The growing interest in the region and the interplay of the various local, regional and international actors in and around the region suggest the need for clear, concise and precise analytical tools in order to understand better the various processes at play. These also imply the definition of clear strategies on how to proceed, given the different agendas of state, transnational and non-state actors and the plethora of issues and concerns that shape the region. A key question is how to build new bridges without destroying the regional cohesion that has been in place for years. A starting point acceptable to all could be to focus on issues such as the rule of law, institutional renewal and good governance in order to reduce further instability. Another issue that calls for attention as an immediate priority is to engage in concerted conflict management and resolution of the various frozen conflicts. This exercise can only be successful with the participation of all interested actors – the EU, NATO, the US and Russia . Finally, the European Union needs to awaken to regional realities and to use the opportunity to enhance its relations not only with the individual countries of the region but also with the Black Sea space as such. In 2005, the BSEC and its member states stated their intentions to further enhance interaction with the EU. A secure and prosperous Black Sea region in the immediate vicinity of the EU can only become a reality if Brussels adopts a comprehensive regional approach.
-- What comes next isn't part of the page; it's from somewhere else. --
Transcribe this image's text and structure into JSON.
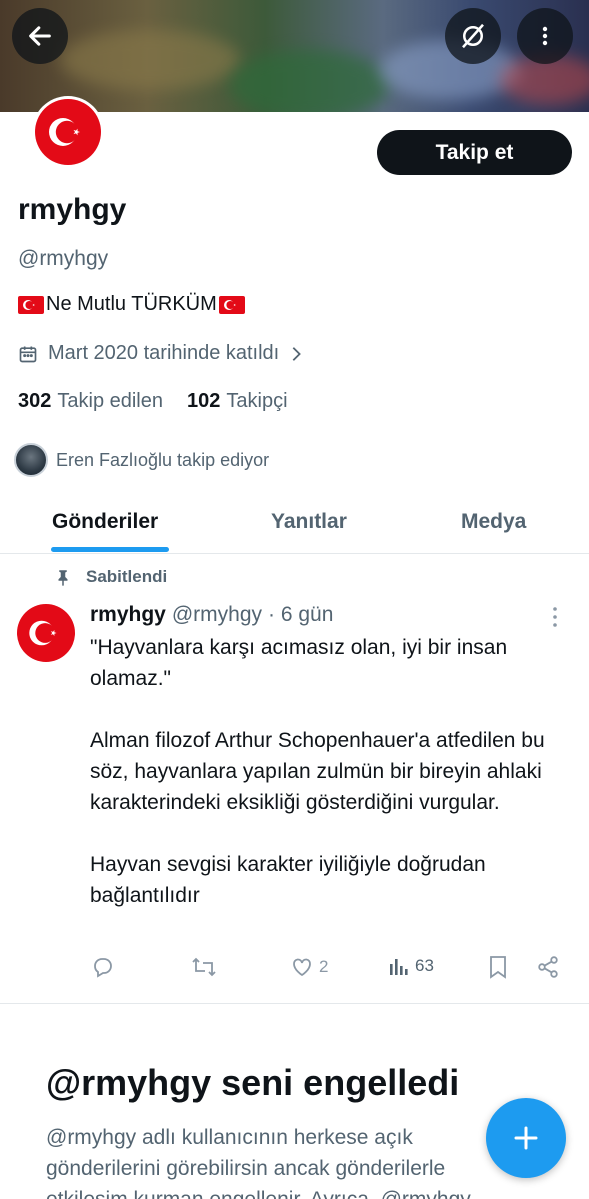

Indeed, the new EU member states and their Eastern neighbours are increasingly joining forces to promote cooperation between the EU and the countries of the wider Black Sea region, in what is increasingly referred to as the ‘Baltic-Black Sea axis’. In early February 2005, four new EU members (Estonia, Latvia, Lithuania and Poland) and two candidates (Romania and Bulgaria) founded the ‘New Group of Georgia’s Friends’. The ‘New Friends’ propose to share with Georgia their experience in the process of accession to the EU and NATO and to promote such processes in the wider Black Sea region. Following the Rose and Orange revolutions, the members of GUUAM (Georgia, Ukraine, Uzbekistan, Azerbaijan and Moldova) are now looking to revitalise their grouping, and have invited the leaders of Romania, Bulgaria, Poland, Lithuania, Hungary.
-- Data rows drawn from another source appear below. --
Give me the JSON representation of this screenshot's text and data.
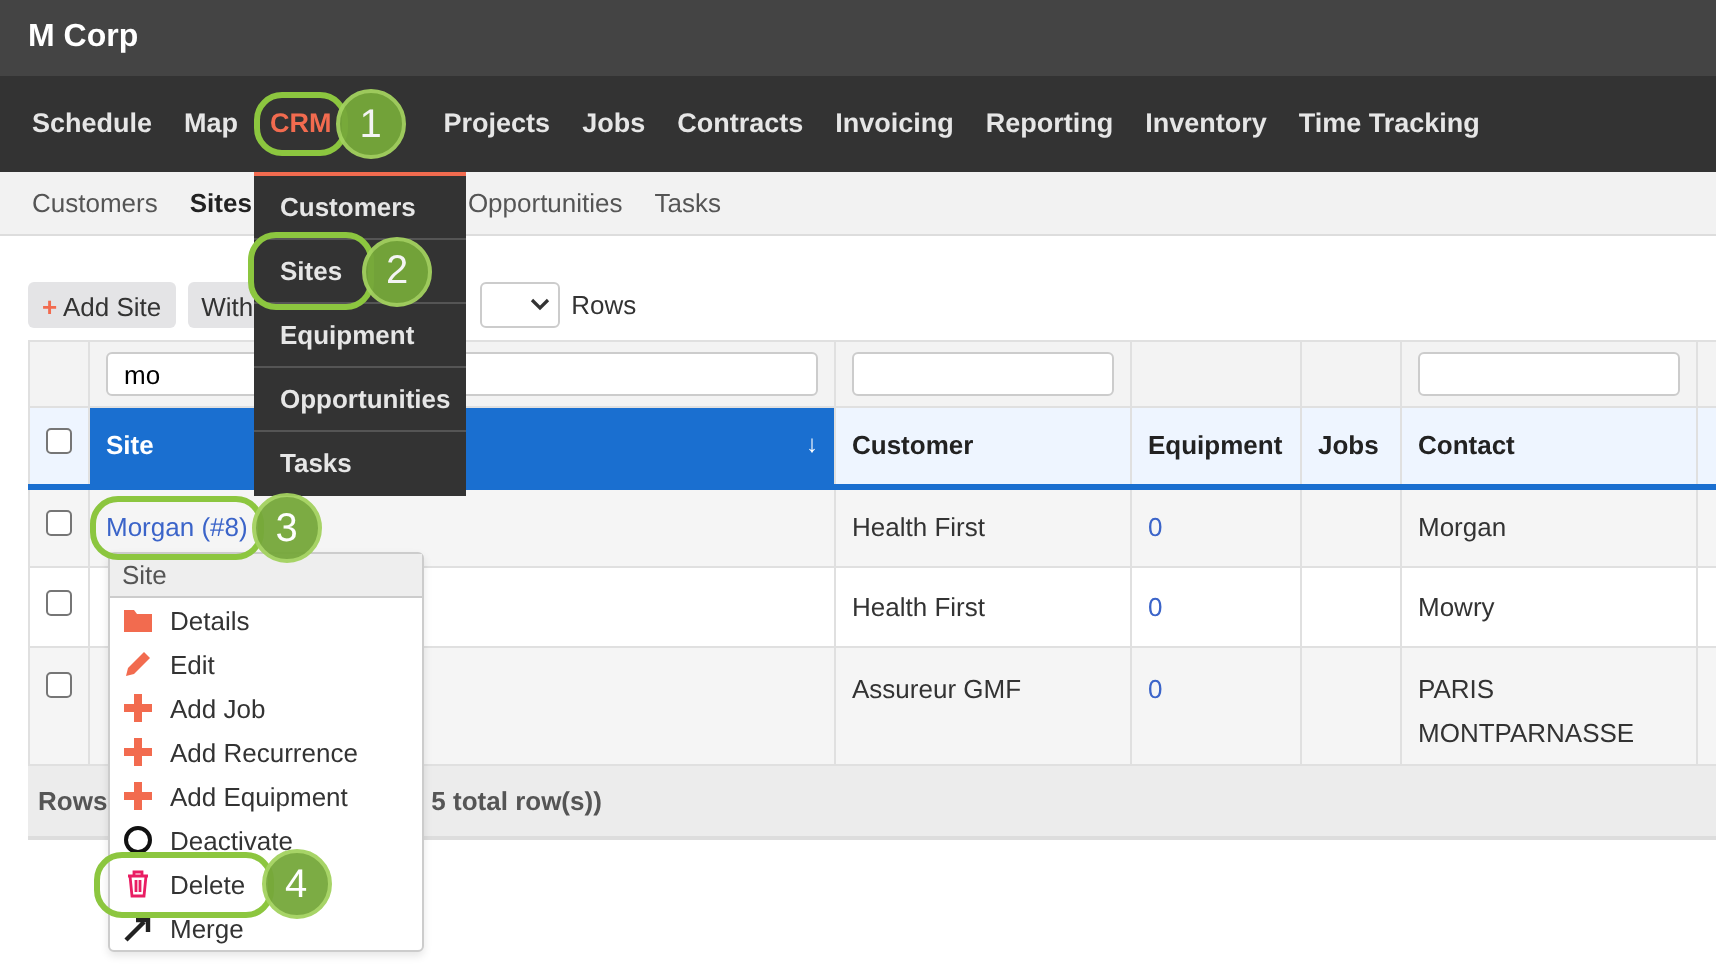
{
  "app": {
    "title": "M Corp"
  },
  "main_nav": [
    {
      "label": "Schedule",
      "selected": false
    },
    {
      "label": "Map",
      "selected": false
    },
    {
      "label": "CRM",
      "selected": true,
      "callout": "1"
    },
    {
      "label": "Projects",
      "selected": false
    },
    {
      "label": "Jobs",
      "selected": false
    },
    {
      "label": "Contracts",
      "selected": false
    },
    {
      "label": "Invoicing",
      "selected": false
    },
    {
      "label": "Reporting",
      "selected": false
    },
    {
      "label": "Inventory",
      "selected": false
    },
    {
      "label": "Time Tracking",
      "selected": false
    }
  ],
  "sub_nav": [
    {
      "label": "Customers",
      "selected": false
    },
    {
      "label": "Sites",
      "selected": true
    },
    {
      "label": "Opportunities",
      "selected": false
    },
    {
      "label": "Tasks",
      "selected": false
    }
  ],
  "crm_menu": [
    {
      "label": "Customers"
    },
    {
      "label": "Sites",
      "callout": "2"
    },
    {
      "label": "Equipment"
    },
    {
      "label": "Opportunities"
    },
    {
      "label": "Tasks"
    }
  ],
  "toolbar": {
    "add_button": "Add Site",
    "add_icon": "+",
    "filter_button": "With",
    "rows_label": "Rows"
  },
  "table": {
    "columns": [
      {
        "label": "Site",
        "selected": true,
        "sort_arrow": "↓",
        "filter_field": true,
        "filter_value": "mo"
      },
      {
        "label": "Customer",
        "selected": false,
        "filter_field": true
      },
      {
        "label": "Equipment",
        "selected": false
      },
      {
        "label": "Jobs",
        "selected": false
      },
      {
        "label": "Contact",
        "selected": false,
        "filter_field": true
      }
    ],
    "header_checked": false,
    "rows": [
      {
        "checked": false,
        "site": "Morgan (#8)",
        "callout": "3",
        "customer": "Health First",
        "equipment": "0",
        "contact": "Morgan"
      },
      {
        "checked": false,
        "customer": "Health First",
        "equipment": "0",
        "contact": "Mowry"
      },
      {
        "checked": false,
        "customer": "Assureur GMF",
        "equipment": "0",
        "contact": "PARIS MONTPARNASSE"
      }
    ],
    "footer": {
      "label": "Rows",
      "total": "5 total row(s))"
    }
  },
  "context_menu": {
    "header": "Site",
    "items": [
      {
        "label": "Details",
        "kind": "folder"
      },
      {
        "label": "Edit",
        "kind": "pencil"
      },
      {
        "label": "Add Job",
        "kind": "plus"
      },
      {
        "label": "Add Recurrence",
        "kind": "plus"
      },
      {
        "label": "Add Equipment",
        "kind": "plus"
      },
      {
        "label": "Deactivate",
        "kind": "circle"
      },
      {
        "label": "Delete",
        "kind": "trash",
        "callout": "4"
      },
      {
        "label": "Merge",
        "kind": "arrow"
      }
    ]
  }
}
BSEC‘s position within the geopolitic area

So far, these new configurations have been mainly limited to high-level meetings issuing high-sounding statements of good intentions. The challenge now is to translate this political rhetoric into practical regional cooperation, in which the BSEC clearly has an important role to play.

It would also be necessary to find support from other EU institutions. The growing role of the European Parliament has recently been seen during the presidential elections in Ukraine, where its support for free and fair elections led President Yuschenko to refer to the European Parliament as the ‘godparents of the Orange Revolution’. Developing closer relations with the European Parliament, principally a challenge for the Parliamentary Assembly of the BSEC (PABSEC) to handle, is thus likely to become increasingly important in developing EU-BSEC relations and a possible European Black Sea Dimension.

* Ass. Prof. Miroslav Mecar, Ph.D. Dean Faculty of Social Economic Relations Alexnder Dubcek University in Trencin Studentsk,Slovak Republic Ing. Marcel Kordoš, Ph.D. Faculty of Social Economic Relations Alexnder Dubcek University in Trencin Studentska, Slovak Republic Ing. Naďa Štefková Faculty of Social Economic Relations Alexnder Dubcek University in Trencin Studentska, Slovak Republic


Article is being processed under the Project “Sthrenghten the cooperation between the Black Sea economic cooperation (BSEC) and the EU”, number: 35/2006, Ministry of Foreign Affairs of Slovak Republic.